OK, all kidding aside, you don’t want anything to happen to your child, and it’s scary for everyone on the road when a new driver is behind the wheel. From my experience behind the wheel—and in the car with plenty of drivers I barely trust—I’d say the single most important thing about driving is learning to stay calm.
What Happens When You Yell, “LOOK OUT!”
Your first impulse is self-preservation—duck, throw your arms over your head, and generally take your attention off the road. But when you say, “look out,” you are obviously trying to get the driver to pay MORE attention to the road, not less.
Teens drivers need to learn driving instinct. They’ve never done it before, so they have no muscle memory or learned behavior that would involve looking straight ahead, properly applying the break, checking mirrors, or (in worst case scenarios) swerving. Yelling a warning at them only enacts the instincts they have developed—which is generally to freeze. A frozen teenager in a vehicle weighing thousands of pounds traveling even at only 35 miles per hour can do enormous harm.
What You Should Say
Even if your life is not in danger, it’s not always easy to keep your cool yourself. But if you’re the teacher, then you’ve got to keep a lid on it. Instead of shouting a basic warning, tell them what’s coming—“Curb!” “Tree!” “Stop sign!” “Stop light!” And of course, “Break!” is acceptable, but not for long.

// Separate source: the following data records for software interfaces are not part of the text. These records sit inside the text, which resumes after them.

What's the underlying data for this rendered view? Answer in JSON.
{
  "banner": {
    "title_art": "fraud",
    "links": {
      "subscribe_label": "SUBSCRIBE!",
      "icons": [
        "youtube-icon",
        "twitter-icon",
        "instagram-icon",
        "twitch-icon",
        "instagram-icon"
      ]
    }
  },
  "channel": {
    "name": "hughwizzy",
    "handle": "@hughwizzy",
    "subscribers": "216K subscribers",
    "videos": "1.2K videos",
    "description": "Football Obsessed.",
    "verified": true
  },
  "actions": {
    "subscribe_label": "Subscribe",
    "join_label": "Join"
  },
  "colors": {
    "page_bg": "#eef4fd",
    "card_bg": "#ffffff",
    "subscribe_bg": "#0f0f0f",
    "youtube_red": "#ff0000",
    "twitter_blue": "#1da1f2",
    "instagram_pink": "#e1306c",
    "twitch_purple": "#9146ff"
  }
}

When “GO!” and “STOP!” Just Aren’t Enough
I had the reverse experience with this one—when I was just a kid (let’s say 10 or 11), I was in the car with my mom. We were in a new area in the days long before GPS devices or Google Maps, and she was checking a map. The light turned green, and I saw she still had her head buried in the map. I said, “Mom, go!”
And she did. Almost right into the back of the car in front of us.

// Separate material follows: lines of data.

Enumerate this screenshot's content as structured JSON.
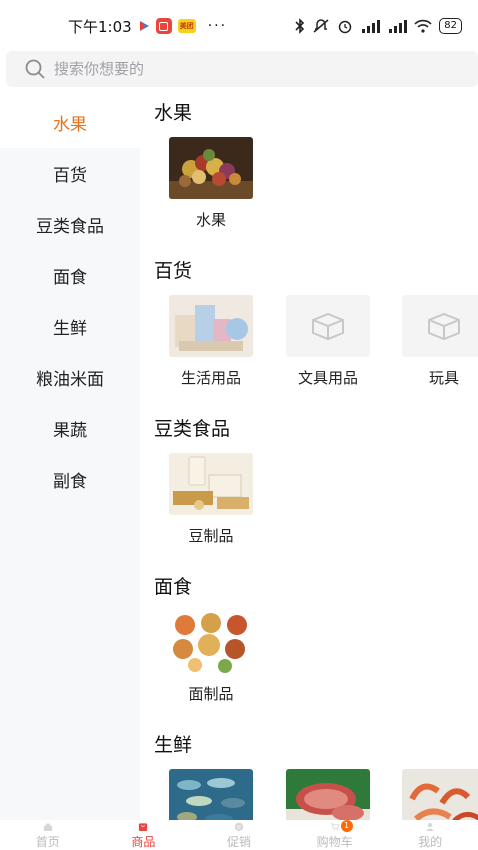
{
  "status_bar": {
    "time": "下午1:03",
    "app_badge": "美团",
    "dots": "···",
    "battery": "82",
    "icons": [
      "play-icon",
      "red-app-icon",
      "meituan-icon",
      "bluetooth-icon",
      "mute-icon",
      "alarm-icon",
      "signal-icon",
      "signal-icon",
      "wifi-icon",
      "battery-icon"
    ]
  },
  "search": {
    "placeholder": "搜索你想要的"
  },
  "sidebar": {
    "categories": [
      {
        "label": "水果",
        "active": true
      },
      {
        "label": "百货",
        "active": false
      },
      {
        "label": "豆类食品",
        "active": false
      },
      {
        "label": "面食",
        "active": false
      },
      {
        "label": "生鲜",
        "active": false
      },
      {
        "label": "粮油米面",
        "active": false
      },
      {
        "label": "果蔬",
        "active": false
      },
      {
        "label": "副食",
        "active": false
      }
    ]
  },
  "sections": [
    {
      "title": "水果",
      "items": [
        {
          "label": "水果",
          "image": "fruit-basket"
        }
      ]
    },
    {
      "title": "百货",
      "items": [
        {
          "label": "生活用品",
          "image": "household-goods"
        },
        {
          "label": "文具用品",
          "image": "placeholder-box"
        },
        {
          "label": "玩具",
          "image": "placeholder-box"
        }
      ]
    },
    {
      "title": "豆类食品",
      "items": [
        {
          "label": "豆制品",
          "image": "soy-products"
        }
      ]
    },
    {
      "title": "面食",
      "items": [
        {
          "label": "面制品",
          "image": "pasta-dishes"
        }
      ]
    },
    {
      "title": "生鲜",
      "items": [
        {
          "label": "",
          "image": "seafood-assortment"
        },
        {
          "label": "",
          "image": "sliced-ham"
        },
        {
          "label": "",
          "image": "shrimp"
        }
      ]
    }
  ],
  "tabbar": {
    "tabs": [
      {
        "label": "首页",
        "icon": "home-icon",
        "active": false
      },
      {
        "label": "商品",
        "icon": "shopping-bag-icon",
        "active": true
      },
      {
        "label": "促销",
        "icon": "promo-icon",
        "active": false
      },
      {
        "label": "购物车",
        "icon": "cart-icon",
        "active": false,
        "badge": "1"
      },
      {
        "label": "我的",
        "icon": "user-icon",
        "active": false
      }
    ]
  },
  "colors": {
    "accent": "#e8731e",
    "brand_red": "#e8453c",
    "sidebar_bg": "#f7f8fa"
  }
}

She did out of instinct or worry that something was wrong. When anyone receives that kind of warning, the first impulse is often to obey simply out of self-preservation. Our suburban wasn’t exactly the most responsive vehicle in the world, so she at least had a chance to slam the break before plowing into the next guy’s bumper.

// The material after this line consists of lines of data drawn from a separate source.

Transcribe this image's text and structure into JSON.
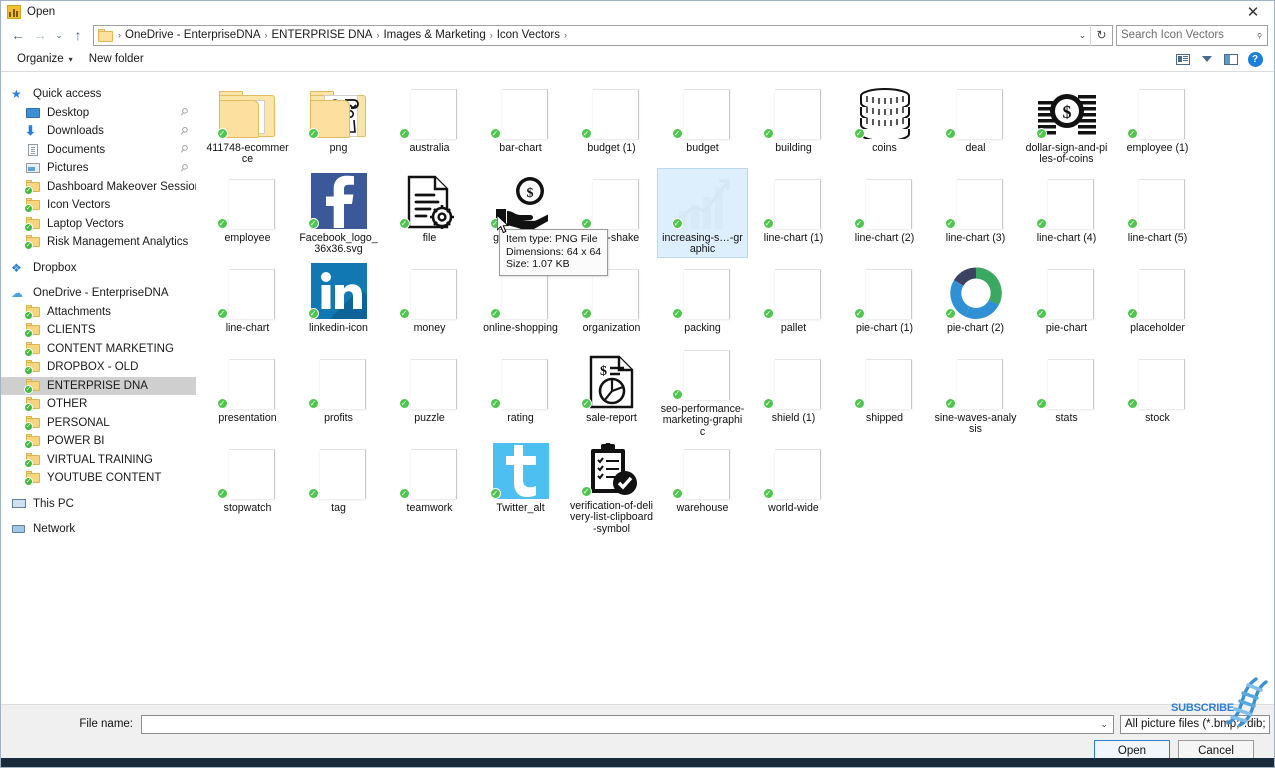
{
  "window": {
    "title": "Open",
    "close_label": "✕",
    "icon": "chart-app-icon"
  },
  "nav": {
    "back": "←",
    "forward": "→",
    "recent": "⌄",
    "up": "↑",
    "breadcrumbs": [
      "OneDrive - EnterpriseDNA",
      "ENTERPRISE DNA",
      "Images & Marketing",
      "Icon Vectors"
    ],
    "separator": "›",
    "address_caret": "⌄",
    "refresh": "↻",
    "search_placeholder": "Search Icon Vectors",
    "search_icon": "search-icon"
  },
  "command_bar": {
    "organize": "Organize",
    "organize_caret": "▾",
    "new_folder": "New folder",
    "view_icon": "view-layout-icon",
    "view_caret_icon": "chevron-down-icon",
    "preview_pane_icon": "preview-pane-icon",
    "help_icon": "help-icon",
    "help_glyph": "?"
  },
  "sidebar": {
    "items": [
      {
        "label": "Quick access",
        "icon": "star-icon",
        "kind": "group",
        "pinned": false
      },
      {
        "label": "Desktop",
        "icon": "desktop-icon",
        "kind": "child",
        "pinned": true
      },
      {
        "label": "Downloads",
        "icon": "downloads-icon",
        "kind": "child",
        "pinned": true
      },
      {
        "label": "Documents",
        "icon": "documents-icon",
        "kind": "child",
        "pinned": true
      },
      {
        "label": "Pictures",
        "icon": "pictures-icon",
        "kind": "child",
        "pinned": true
      },
      {
        "label": "Dashboard Makeover Session",
        "icon": "folder-synced-icon",
        "kind": "child",
        "pinned": false
      },
      {
        "label": "Icon Vectors",
        "icon": "folder-synced-icon",
        "kind": "child",
        "pinned": false
      },
      {
        "label": "Laptop Vectors",
        "icon": "folder-synced-icon",
        "kind": "child",
        "pinned": false
      },
      {
        "label": "Risk Management Analytics",
        "icon": "folder-synced-icon",
        "kind": "child",
        "pinned": false
      },
      {
        "label": "Dropbox",
        "icon": "dropbox-icon",
        "kind": "group",
        "pinned": false
      },
      {
        "label": "OneDrive - EnterpriseDNA",
        "icon": "onedrive-icon",
        "kind": "group",
        "pinned": false
      },
      {
        "label": "Attachments",
        "icon": "folder-synced-icon",
        "kind": "child",
        "pinned": false
      },
      {
        "label": "CLIENTS",
        "icon": "folder-synced-icon",
        "kind": "child",
        "pinned": false
      },
      {
        "label": "CONTENT MARKETING",
        "icon": "folder-synced-icon",
        "kind": "child",
        "pinned": false
      },
      {
        "label": "DROPBOX - OLD",
        "icon": "folder-synced-icon",
        "kind": "child",
        "pinned": false
      },
      {
        "label": "ENTERPRISE DNA",
        "icon": "folder-synced-icon",
        "kind": "child",
        "pinned": false,
        "selected": true
      },
      {
        "label": "OTHER",
        "icon": "folder-synced-icon",
        "kind": "child",
        "pinned": false
      },
      {
        "label": "PERSONAL",
        "icon": "folder-synced-icon",
        "kind": "child",
        "pinned": false
      },
      {
        "label": "POWER BI",
        "icon": "folder-synced-icon",
        "kind": "child",
        "pinned": false
      },
      {
        "label": "VIRTUAL TRAINING",
        "icon": "folder-synced-icon",
        "kind": "child",
        "pinned": false
      },
      {
        "label": "YOUTUBE CONTENT",
        "icon": "folder-synced-icon",
        "kind": "child",
        "pinned": false
      },
      {
        "label": "This PC",
        "icon": "this-pc-icon",
        "kind": "group",
        "pinned": false
      },
      {
        "label": "Network",
        "icon": "network-icon",
        "kind": "group",
        "pinned": false
      }
    ]
  },
  "files": {
    "items": [
      {
        "name": "411748-ecommerce",
        "thumb": "folder"
      },
      {
        "name": "png",
        "thumb": "folder-people"
      },
      {
        "name": "australia",
        "thumb": "blank"
      },
      {
        "name": "bar-chart",
        "thumb": "blank"
      },
      {
        "name": "budget (1)",
        "thumb": "blank"
      },
      {
        "name": "budget",
        "thumb": "blank"
      },
      {
        "name": "building",
        "thumb": "blank"
      },
      {
        "name": "coins",
        "thumb": "coins"
      },
      {
        "name": "deal",
        "thumb": "blank"
      },
      {
        "name": "dollar-sign-and-piles-of-coins",
        "thumb": "dollar-piles"
      },
      {
        "name": "employee (1)",
        "thumb": "blank"
      },
      {
        "name": "employee",
        "thumb": "blank"
      },
      {
        "name": "Facebook_logo_36x36.svg",
        "thumb": "facebook"
      },
      {
        "name": "file",
        "thumb": "file-gear"
      },
      {
        "name": "give-money",
        "thumb": "give-money"
      },
      {
        "name": "hand-shake",
        "thumb": "blank"
      },
      {
        "name": "increasing-stocks-graphic",
        "thumb": "growth-chart",
        "hover": true,
        "label_display": "increasing-s…-graphic"
      },
      {
        "name": "line-chart (1)",
        "thumb": "blank"
      },
      {
        "name": "line-chart (2)",
        "thumb": "blank"
      },
      {
        "name": "line-chart (3)",
        "thumb": "blank"
      },
      {
        "name": "line-chart (4)",
        "thumb": "blank"
      },
      {
        "name": "line-chart (5)",
        "thumb": "blank"
      },
      {
        "name": "line-chart",
        "thumb": "blank"
      },
      {
        "name": "linkedin-icon",
        "thumb": "linkedin"
      },
      {
        "name": "money",
        "thumb": "blank"
      },
      {
        "name": "online-shopping",
        "thumb": "blank"
      },
      {
        "name": "organization",
        "thumb": "blank"
      },
      {
        "name": "packing",
        "thumb": "blank"
      },
      {
        "name": "pallet",
        "thumb": "blank"
      },
      {
        "name": "pie-chart (1)",
        "thumb": "blank"
      },
      {
        "name": "pie-chart (2)",
        "thumb": "donut"
      },
      {
        "name": "pie-chart",
        "thumb": "blank"
      },
      {
        "name": "placeholder",
        "thumb": "blank"
      },
      {
        "name": "presentation",
        "thumb": "blank"
      },
      {
        "name": "profits",
        "thumb": "blank"
      },
      {
        "name": "puzzle",
        "thumb": "blank"
      },
      {
        "name": "rating",
        "thumb": "blank"
      },
      {
        "name": "sale-report",
        "thumb": "sale-report"
      },
      {
        "name": "seo-performance-marketing-graphic",
        "thumb": "blank"
      },
      {
        "name": "shield (1)",
        "thumb": "blank"
      },
      {
        "name": "shipped",
        "thumb": "blank"
      },
      {
        "name": "sine-waves-analysis",
        "thumb": "blank"
      },
      {
        "name": "stats",
        "thumb": "blank"
      },
      {
        "name": "stock",
        "thumb": "blank"
      },
      {
        "name": "stopwatch",
        "thumb": "blank"
      },
      {
        "name": "tag",
        "thumb": "blank"
      },
      {
        "name": "teamwork",
        "thumb": "blank"
      },
      {
        "name": "Twitter_alt",
        "thumb": "twitter"
      },
      {
        "name": "verification-of-delivery-list-clipboard-symbol",
        "thumb": "clipboard-check"
      },
      {
        "name": "warehouse",
        "thumb": "blank"
      },
      {
        "name": "world-wide",
        "thumb": "blank"
      }
    ]
  },
  "tooltip": {
    "item_type": "Item type: PNG File",
    "dimensions": "Dimensions: 64 x 64",
    "size": "Size: 1.07 KB"
  },
  "watermark": {
    "text": "SUBSCRIBE",
    "icon": "dna-helix-icon",
    "color": "#2f7fd0"
  },
  "footer": {
    "file_name_label": "File name:",
    "file_name_value": "",
    "file_name_placeholder": "",
    "file_name_caret": "⌄",
    "file_type": "All picture files (*.bmp;*.dib;",
    "open_label": "Open",
    "cancel_label": "Cancel"
  },
  "colors": {
    "accent": "#2e7fd0",
    "sync_green": "#4ec64e",
    "folder_yellow": "#fbe5a8",
    "selection_gray": "#cfcfcf",
    "hover_blue": "#ddeefc",
    "facebook": "#3b5998",
    "linkedin": "#1178b3",
    "twitter": "#4dbff0"
  }
}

When your teen is driving, “Go!” and “Stop!” don’t tell them what the situation looks like. Do they need to go nice and easy such as at a drive thru, or do they need to get a move on when driving on the highway? Do they need to stop because you found the right house in a neighborhood, or do they need to stop so that they don’t hit a dog or a child in the middle of the road?
What You Should Say
After the incident with my mom, she told me that it’s best to simply say, “Green,” or, “The light is green.” Again, it alerts the driver to the situation at hand. “Stop sign” is something we can digest faster, because it doesn’t enact adrenaline like the word “stop” will do.
No Teen Has a Right to Drive
Turning 16 gives kids in most states the ability to get their license—but no one has a right to drive. If they want to drive, they have to obey the law, and the first law they have to heed is the sound of your voice.
Driving is all about trust. Think about the two yellow lines that separate drivers going opposite directions at 45 mph each. That kind of crash would be fatal if either driver betrayed the other’s trust that the laws would be obeyed. If you’re at a party and someone gets in the driver’s seat, you don’t always trust that driver to make it very far, so you don’t get in the car.
But when you’re teaching a teen to drive, you know they’re incompetent to drive on their own. You can’t trust their ability to handle every situation, so you have to develop mutual trust—they have to trust your instructions, and you have to trust their ability to obey them.
What to Do with a Teen Who Doesn’t Obey
As soon as you can’t trust the teen behind the wheel to obey you, then no other driver on the road can trust that teen, either. When that trust is gone, the teen has no right to be on the road.
Some parents or teachers worry that they would be too strict to demand the keys back. But please remember: a car accident where your teen T-bones another driver is unforgiving. There is no replay, undo, backspace, or reset button. Go find an empty parking lot and practice obedience until they can get it right.